Exercise details
Each record below should be output verbatim, without pictures.

Provided entries
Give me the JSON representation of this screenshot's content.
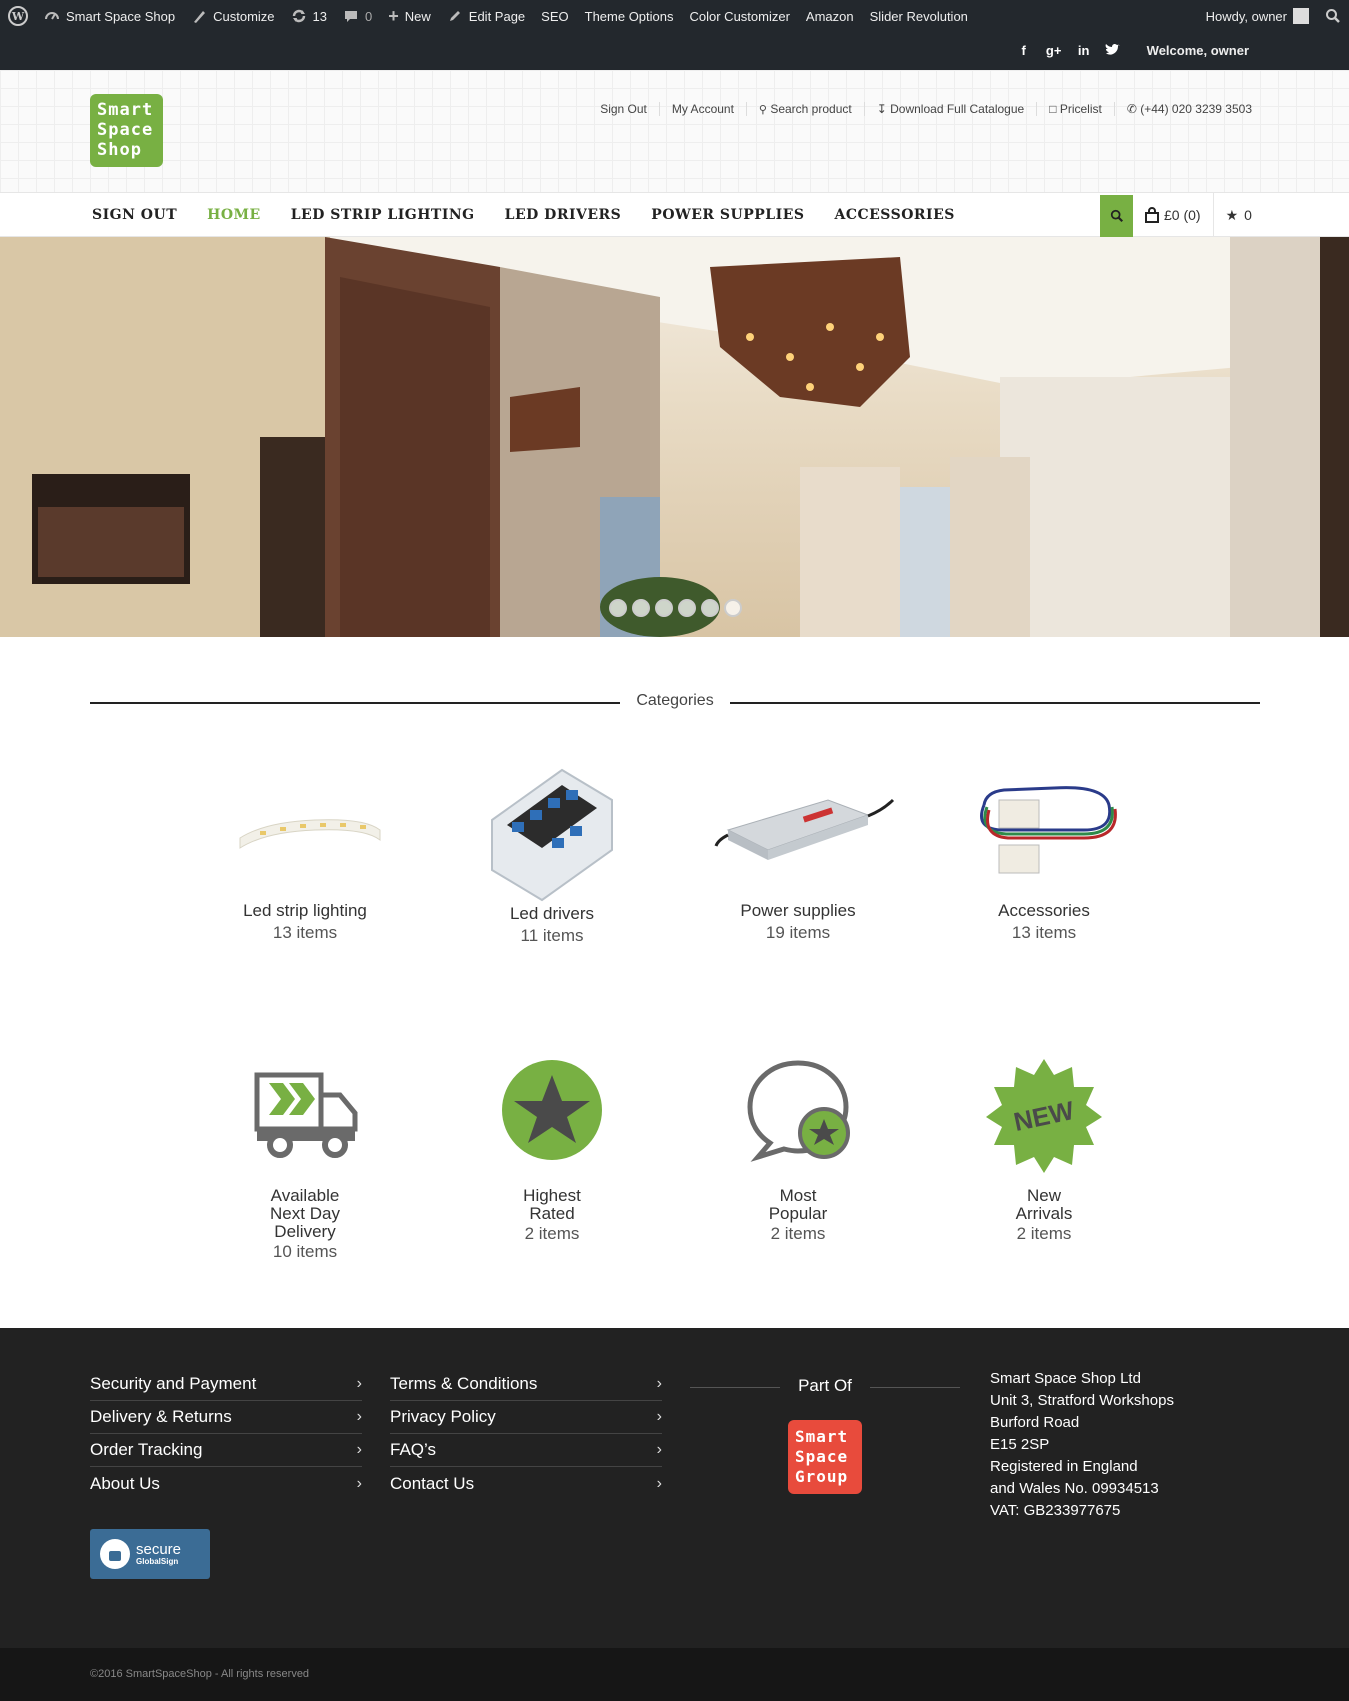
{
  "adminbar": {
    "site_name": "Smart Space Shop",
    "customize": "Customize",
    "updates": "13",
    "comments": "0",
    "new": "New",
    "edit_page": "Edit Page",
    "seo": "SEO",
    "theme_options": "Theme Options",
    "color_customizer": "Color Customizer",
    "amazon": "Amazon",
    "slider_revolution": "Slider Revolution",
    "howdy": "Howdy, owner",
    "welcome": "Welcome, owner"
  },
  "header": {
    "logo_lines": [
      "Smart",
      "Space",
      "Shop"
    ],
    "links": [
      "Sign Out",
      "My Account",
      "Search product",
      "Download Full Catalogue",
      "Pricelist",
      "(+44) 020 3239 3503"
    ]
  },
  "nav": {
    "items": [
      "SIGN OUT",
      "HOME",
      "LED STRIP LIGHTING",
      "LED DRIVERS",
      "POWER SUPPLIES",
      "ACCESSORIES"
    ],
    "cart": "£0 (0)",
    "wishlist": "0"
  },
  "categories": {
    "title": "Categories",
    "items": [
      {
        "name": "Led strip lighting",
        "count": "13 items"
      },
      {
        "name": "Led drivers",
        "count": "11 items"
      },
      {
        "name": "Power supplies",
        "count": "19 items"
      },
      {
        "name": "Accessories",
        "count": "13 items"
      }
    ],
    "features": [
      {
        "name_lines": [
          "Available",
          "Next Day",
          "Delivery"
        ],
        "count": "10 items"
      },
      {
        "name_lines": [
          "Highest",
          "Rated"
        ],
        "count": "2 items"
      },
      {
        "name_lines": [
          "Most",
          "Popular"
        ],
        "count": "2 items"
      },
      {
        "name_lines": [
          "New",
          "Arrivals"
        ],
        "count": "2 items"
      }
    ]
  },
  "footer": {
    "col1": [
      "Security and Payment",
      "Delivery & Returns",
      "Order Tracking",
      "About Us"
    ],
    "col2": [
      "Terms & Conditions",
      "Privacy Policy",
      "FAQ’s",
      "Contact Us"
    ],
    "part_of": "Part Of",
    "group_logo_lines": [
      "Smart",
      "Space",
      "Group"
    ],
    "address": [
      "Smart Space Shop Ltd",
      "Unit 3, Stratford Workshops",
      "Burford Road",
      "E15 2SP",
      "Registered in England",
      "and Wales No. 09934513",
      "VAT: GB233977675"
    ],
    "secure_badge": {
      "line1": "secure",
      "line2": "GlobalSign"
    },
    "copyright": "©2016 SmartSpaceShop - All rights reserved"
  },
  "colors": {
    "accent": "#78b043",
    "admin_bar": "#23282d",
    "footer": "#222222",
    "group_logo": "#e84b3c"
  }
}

Worked solution
Give me the JSON representation of this screenshot's content.
{
  "adminbar": {
    "site_name": "Smart Space Shop",
    "customize": "Customize",
    "updates": "13",
    "comments": "0",
    "new": "New",
    "edit_page": "Edit Page",
    "seo": "SEO",
    "theme_options": "Theme Options",
    "color_customizer": "Color Customizer",
    "amazon": "Amazon",
    "slider_revolution": "Slider Revolution",
    "howdy": "Howdy, owner",
    "welcome": "Welcome, owner"
  },
  "header": {
    "logo_lines": [
      "Smart",
      "Space",
      "Shop"
    ],
    "links": [
      "Sign Out",
      "My Account",
      "Search product",
      "Download Full Catalogue",
      "Pricelist",
      "(+44) 020 3239 3503"
    ]
  },
  "nav": {
    "items": [
      "SIGN OUT",
      "HOME",
      "LED STRIP LIGHTING",
      "LED DRIVERS",
      "POWER SUPPLIES",
      "ACCESSORIES"
    ],
    "cart": "£0 (0)",
    "wishlist": "0"
  },
  "categories": {
    "title": "Categories",
    "items": [
      {
        "name": "Led strip lighting",
        "count": "13 items"
      },
      {
        "name": "Led drivers",
        "count": "11 items"
      },
      {
        "name": "Power supplies",
        "count": "19 items"
      },
      {
        "name": "Accessories",
        "count": "13 items"
      }
    ],
    "features": [
      {
        "name_lines": [
          "Available",
          "Next Day",
          "Delivery"
        ],
        "count": "10 items"
      },
      {
        "name_lines": [
          "Highest",
          "Rated"
        ],
        "count": "2 items"
      },
      {
        "name_lines": [
          "Most",
          "Popular"
        ],
        "count": "2 items"
      },
      {
        "name_lines": [
          "New",
          "Arrivals"
        ],
        "count": "2 items"
      }
    ]
  },
  "footer": {
    "col1": [
      "Security and Payment",
      "Delivery & Returns",
      "Order Tracking",
      "About Us"
    ],
    "col2": [
      "Terms & Conditions",
      "Privacy Policy",
      "FAQ’s",
      "Contact Us"
    ],
    "part_of": "Part Of",
    "group_logo_lines": [
      "Smart",
      "Space",
      "Group"
    ],
    "address": [
      "Smart Space Shop Ltd",
      "Unit 3, Stratford Workshops",
      "Burford Road",
      "E15 2SP",
      "Registered in England",
      "and Wales No. 09934513",
      "VAT: GB233977675"
    ],
    "secure_badge": {
      "line1": "secure",
      "line2": "GlobalSign"
    },
    "copyright": "©2016 SmartSpaceShop - All rights reserved"
  },
  "colors": {
    "accent": "#78b043",
    "admin_bar": "#23282d",
    "footer": "#222222",
    "group_logo": "#e84b3c"
  }
}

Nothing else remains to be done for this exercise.